Instead he questions the type of government we really have. He says that because of the Electoral College, checking photo IDs and other suppressions tactics prevent America from being a democracy. In some aspects I agree because out votes really don’t mean a whole lot on certain things. Also requiring certain things to be able to vote takes away the “free” voting and equal votes of the people. He also says we are not a republic because the elected representatives don’t rule in our favor, but in the favor for corporations and billionaires.
Income Inequality Income Inequality or “wage gap” is a big topic for freedom fighters and liberals for the simple fact that it isn’t equal for everyone. Because the wage gap is so prominent it's one of the biggest “facts” that discrimination is still apart of everyday American society. The wage gap from these radical interest groups think the economy is get a dollar take a dollar instead of a free flow economy. This misguided idea of the economy is absolutely not true and isn’t at the fault of the Government, but the people. One of the arguments used is that we could regulate and tax the 1% income because that would be “fair” but these numbers show how harmful that way of thinking is.

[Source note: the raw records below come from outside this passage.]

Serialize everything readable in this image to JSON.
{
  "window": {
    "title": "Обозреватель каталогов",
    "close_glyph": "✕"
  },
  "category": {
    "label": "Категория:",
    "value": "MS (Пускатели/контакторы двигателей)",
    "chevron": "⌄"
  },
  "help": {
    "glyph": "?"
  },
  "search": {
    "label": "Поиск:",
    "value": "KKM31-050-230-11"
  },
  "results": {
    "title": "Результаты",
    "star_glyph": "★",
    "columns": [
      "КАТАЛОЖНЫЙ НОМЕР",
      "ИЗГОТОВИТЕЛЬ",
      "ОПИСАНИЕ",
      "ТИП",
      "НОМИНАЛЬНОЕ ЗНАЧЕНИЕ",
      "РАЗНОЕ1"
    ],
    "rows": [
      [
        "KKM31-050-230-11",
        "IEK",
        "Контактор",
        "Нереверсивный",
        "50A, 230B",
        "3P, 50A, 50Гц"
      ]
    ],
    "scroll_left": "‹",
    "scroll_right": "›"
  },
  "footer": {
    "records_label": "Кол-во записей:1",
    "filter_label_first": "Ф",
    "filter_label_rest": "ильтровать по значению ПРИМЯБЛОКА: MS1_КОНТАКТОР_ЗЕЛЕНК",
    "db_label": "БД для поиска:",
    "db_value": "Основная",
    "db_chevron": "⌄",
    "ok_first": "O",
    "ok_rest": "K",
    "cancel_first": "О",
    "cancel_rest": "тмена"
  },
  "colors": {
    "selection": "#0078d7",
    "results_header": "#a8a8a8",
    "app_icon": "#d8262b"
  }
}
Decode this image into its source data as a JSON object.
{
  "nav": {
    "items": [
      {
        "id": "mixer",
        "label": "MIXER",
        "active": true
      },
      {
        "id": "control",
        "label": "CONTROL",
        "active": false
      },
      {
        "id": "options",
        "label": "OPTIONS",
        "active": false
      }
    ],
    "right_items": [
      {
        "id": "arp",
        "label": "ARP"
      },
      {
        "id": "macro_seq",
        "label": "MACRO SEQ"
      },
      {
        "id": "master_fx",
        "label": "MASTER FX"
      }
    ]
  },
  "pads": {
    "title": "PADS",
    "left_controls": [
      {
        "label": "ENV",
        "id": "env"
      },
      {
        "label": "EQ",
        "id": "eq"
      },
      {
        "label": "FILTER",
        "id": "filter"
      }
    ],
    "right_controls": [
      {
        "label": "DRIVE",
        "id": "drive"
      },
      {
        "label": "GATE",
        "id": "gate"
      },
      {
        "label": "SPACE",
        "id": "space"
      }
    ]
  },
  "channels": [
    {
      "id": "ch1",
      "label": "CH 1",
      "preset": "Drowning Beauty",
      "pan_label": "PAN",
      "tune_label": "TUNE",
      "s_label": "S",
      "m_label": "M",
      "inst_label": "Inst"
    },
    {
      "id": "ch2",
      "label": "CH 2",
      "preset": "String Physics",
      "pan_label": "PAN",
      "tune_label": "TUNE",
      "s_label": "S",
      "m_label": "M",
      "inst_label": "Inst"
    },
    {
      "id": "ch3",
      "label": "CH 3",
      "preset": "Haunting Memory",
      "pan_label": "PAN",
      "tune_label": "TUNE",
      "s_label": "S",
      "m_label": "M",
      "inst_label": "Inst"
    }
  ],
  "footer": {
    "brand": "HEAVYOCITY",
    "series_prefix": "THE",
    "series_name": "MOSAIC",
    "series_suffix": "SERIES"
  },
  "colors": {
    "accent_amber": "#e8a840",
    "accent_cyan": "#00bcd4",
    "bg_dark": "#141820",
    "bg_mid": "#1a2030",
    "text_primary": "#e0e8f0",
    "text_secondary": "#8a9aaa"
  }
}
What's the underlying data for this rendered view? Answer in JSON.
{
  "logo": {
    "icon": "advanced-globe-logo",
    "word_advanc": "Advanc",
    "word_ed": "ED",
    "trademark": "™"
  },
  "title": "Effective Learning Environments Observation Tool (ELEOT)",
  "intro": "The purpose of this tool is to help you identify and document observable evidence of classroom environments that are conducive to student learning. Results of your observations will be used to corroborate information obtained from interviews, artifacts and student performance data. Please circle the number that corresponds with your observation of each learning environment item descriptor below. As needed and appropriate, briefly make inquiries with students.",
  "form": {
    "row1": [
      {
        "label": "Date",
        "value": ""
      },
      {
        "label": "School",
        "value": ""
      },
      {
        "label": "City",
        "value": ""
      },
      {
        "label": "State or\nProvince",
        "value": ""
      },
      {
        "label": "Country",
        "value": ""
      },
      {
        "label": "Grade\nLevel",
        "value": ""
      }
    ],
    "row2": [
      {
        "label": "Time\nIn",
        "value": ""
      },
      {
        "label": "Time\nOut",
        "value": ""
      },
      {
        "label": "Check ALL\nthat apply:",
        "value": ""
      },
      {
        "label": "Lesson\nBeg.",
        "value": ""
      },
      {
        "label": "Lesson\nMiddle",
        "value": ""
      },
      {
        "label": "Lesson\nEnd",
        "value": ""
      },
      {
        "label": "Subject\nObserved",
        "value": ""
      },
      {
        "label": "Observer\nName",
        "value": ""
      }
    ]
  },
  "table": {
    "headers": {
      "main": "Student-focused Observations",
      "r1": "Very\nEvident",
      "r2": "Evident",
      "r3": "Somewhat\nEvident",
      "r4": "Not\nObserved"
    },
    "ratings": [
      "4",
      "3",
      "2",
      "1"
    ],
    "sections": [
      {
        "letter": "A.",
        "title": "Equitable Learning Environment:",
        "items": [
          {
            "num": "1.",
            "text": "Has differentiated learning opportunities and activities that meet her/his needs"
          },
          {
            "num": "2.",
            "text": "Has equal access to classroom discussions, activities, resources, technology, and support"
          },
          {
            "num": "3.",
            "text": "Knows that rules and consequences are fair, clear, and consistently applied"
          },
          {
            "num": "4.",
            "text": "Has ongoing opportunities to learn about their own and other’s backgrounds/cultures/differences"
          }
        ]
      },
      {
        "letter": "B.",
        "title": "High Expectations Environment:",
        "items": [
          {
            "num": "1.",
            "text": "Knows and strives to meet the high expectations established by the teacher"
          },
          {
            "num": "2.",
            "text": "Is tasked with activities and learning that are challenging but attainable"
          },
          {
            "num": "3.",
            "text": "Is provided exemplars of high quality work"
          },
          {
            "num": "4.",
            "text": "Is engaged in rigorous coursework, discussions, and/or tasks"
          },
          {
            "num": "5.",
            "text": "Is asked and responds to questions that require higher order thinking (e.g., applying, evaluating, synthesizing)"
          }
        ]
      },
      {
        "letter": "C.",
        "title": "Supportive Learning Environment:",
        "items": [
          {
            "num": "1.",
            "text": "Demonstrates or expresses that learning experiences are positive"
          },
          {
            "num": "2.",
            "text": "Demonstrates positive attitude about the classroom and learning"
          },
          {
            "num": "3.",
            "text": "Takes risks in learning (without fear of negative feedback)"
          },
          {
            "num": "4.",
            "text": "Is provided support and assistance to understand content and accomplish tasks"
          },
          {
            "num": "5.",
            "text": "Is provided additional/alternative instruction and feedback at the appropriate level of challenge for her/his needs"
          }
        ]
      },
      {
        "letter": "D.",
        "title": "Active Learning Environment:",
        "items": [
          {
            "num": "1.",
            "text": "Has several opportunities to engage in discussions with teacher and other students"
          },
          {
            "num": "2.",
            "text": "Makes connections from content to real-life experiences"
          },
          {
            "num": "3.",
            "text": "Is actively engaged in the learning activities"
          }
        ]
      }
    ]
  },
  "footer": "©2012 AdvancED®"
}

The main claim Nixon was transcribing was that qualified individuals, who are not wealthy, should still be able to fairly run for President. He reminisced to a period of a modest President, Mr. Abraham Lincoln and quoted, “God must have loved the common people—he made so many of them” (Nixon). The previous statement tied into many different aspects of Nixon’s speech. For instance, he spoke directly to the common Americans, the individuals that are significantly impacted by the government’s decisions. The leaders of our government need to be able to relate to these individuals to gain votes; if a candidate considers himself superior to the rest of the society because of his inherited money, he will lose.
Many people believe that the election plays the most important role in democracy. Because a free and fair election holds the government responsible and forces it to behave on voter's interest. However, some scholars find evidence that election itself is not enough to hold politicians responsible if the institutions are not shaping incentives in a correct way. In other words, the role of the election on democracy, whether it helps to serve the interest of the public or specific groups, depends on other political institutions. I In an ideal democracy, voters will vote for the politicians and policies that can bring the most benefit to themselves, while the rules of the society cares about how to maximize the social welfare as a whole.